EM: And, I think my last question for you is what is your most memorable moment of life in Aurora that you can think of right now? I’m sure there are lots.
BG: Oh yes. To think back on all the years I’ve been here my wife and I had, have had, lovely lovely time. We used to do a lot of travelling all, all through the Europe, and England, and Ireland, Scotland, and out West and we travelled after I retired to the year 2000. We used to do as I say, travel, and all our kids were healthy and we really enjoyed everyone of them. But there was a little downfall we had our Nancy, which was our third daughter, she had brain cancer, and she died when she was 46 years old but she was a great gal and had three lovely granddaughters that she left for us and are great gals today. So life was very very good for the Gilberts in Aurora.

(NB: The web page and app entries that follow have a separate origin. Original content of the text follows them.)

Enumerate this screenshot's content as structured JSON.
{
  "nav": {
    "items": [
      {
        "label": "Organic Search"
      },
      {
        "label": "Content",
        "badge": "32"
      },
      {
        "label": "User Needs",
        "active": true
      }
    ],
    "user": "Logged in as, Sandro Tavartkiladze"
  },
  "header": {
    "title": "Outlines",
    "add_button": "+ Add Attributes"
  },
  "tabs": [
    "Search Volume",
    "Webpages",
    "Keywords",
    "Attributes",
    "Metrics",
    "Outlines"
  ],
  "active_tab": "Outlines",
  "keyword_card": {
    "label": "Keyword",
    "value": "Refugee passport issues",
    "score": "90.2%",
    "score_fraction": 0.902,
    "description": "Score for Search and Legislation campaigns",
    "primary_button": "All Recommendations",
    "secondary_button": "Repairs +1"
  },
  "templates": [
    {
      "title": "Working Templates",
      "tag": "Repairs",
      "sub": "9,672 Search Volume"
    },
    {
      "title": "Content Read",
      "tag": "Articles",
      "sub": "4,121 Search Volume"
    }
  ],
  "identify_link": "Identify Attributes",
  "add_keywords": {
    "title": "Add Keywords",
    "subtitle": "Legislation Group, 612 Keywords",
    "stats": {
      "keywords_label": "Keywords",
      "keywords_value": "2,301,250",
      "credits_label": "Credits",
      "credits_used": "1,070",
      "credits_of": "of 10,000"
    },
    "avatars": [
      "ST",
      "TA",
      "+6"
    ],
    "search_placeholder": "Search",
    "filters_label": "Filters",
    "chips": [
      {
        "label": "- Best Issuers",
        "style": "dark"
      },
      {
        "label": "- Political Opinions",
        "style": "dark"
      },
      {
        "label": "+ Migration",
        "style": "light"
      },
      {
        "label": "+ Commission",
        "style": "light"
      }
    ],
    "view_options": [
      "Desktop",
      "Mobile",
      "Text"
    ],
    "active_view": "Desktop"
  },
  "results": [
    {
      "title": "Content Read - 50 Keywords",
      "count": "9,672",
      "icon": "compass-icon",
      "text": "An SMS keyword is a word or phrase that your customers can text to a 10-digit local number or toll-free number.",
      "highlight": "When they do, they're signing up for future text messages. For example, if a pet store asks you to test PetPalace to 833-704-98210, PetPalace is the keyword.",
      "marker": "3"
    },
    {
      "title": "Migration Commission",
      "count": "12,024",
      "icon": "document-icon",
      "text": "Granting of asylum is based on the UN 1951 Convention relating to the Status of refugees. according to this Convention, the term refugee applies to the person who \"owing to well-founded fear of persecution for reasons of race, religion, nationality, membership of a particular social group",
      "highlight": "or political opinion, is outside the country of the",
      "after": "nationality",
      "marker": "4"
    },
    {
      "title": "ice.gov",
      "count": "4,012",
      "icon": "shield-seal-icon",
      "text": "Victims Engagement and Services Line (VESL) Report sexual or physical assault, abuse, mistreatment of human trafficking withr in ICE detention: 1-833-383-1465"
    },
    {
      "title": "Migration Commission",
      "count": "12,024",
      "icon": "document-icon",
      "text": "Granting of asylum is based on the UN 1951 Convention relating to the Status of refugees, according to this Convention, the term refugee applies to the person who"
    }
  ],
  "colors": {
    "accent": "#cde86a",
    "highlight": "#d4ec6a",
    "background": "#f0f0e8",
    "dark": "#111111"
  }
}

I can’t help but think of the good time, and with my wife being gone now for 4 years, it’s hard, life goes on. Being here at Hollandview is a great great place to be. This is 5 years now I’ve been here and I just live day by day for it and love to see what’s gonna happen the next day. And everybody is just great.
EM: That’s wonderful.
BG: Yea, it’s a great great privilege, and I can’t say more for Hollandview because my, my two of my daughters brought my wife and I over here five years ago and said now, Bud and June you’d sure like it here and we sure did and we looked at it and we put our condominium up for sale and did a big move and we never looked back. And my wife said “this is home” and she was very happy here. However, as I say, life goes on, and up, it was a real privilege. So I thank you very much for.
EM: Thank you very much for sharing all this with us. Really great stories, it sounds like you had a very full life.
BG: Yea that’s true, and as I say, I tell people here live day by day because you never know what the next days gonna bring. Boy oh boy. I’m 86 now and I’ll be 87 on November the 30th so, as I say, It’s great, very great. Thank you ever so much.
EM: Thank you
Let’s Talk Oral History Aurora Project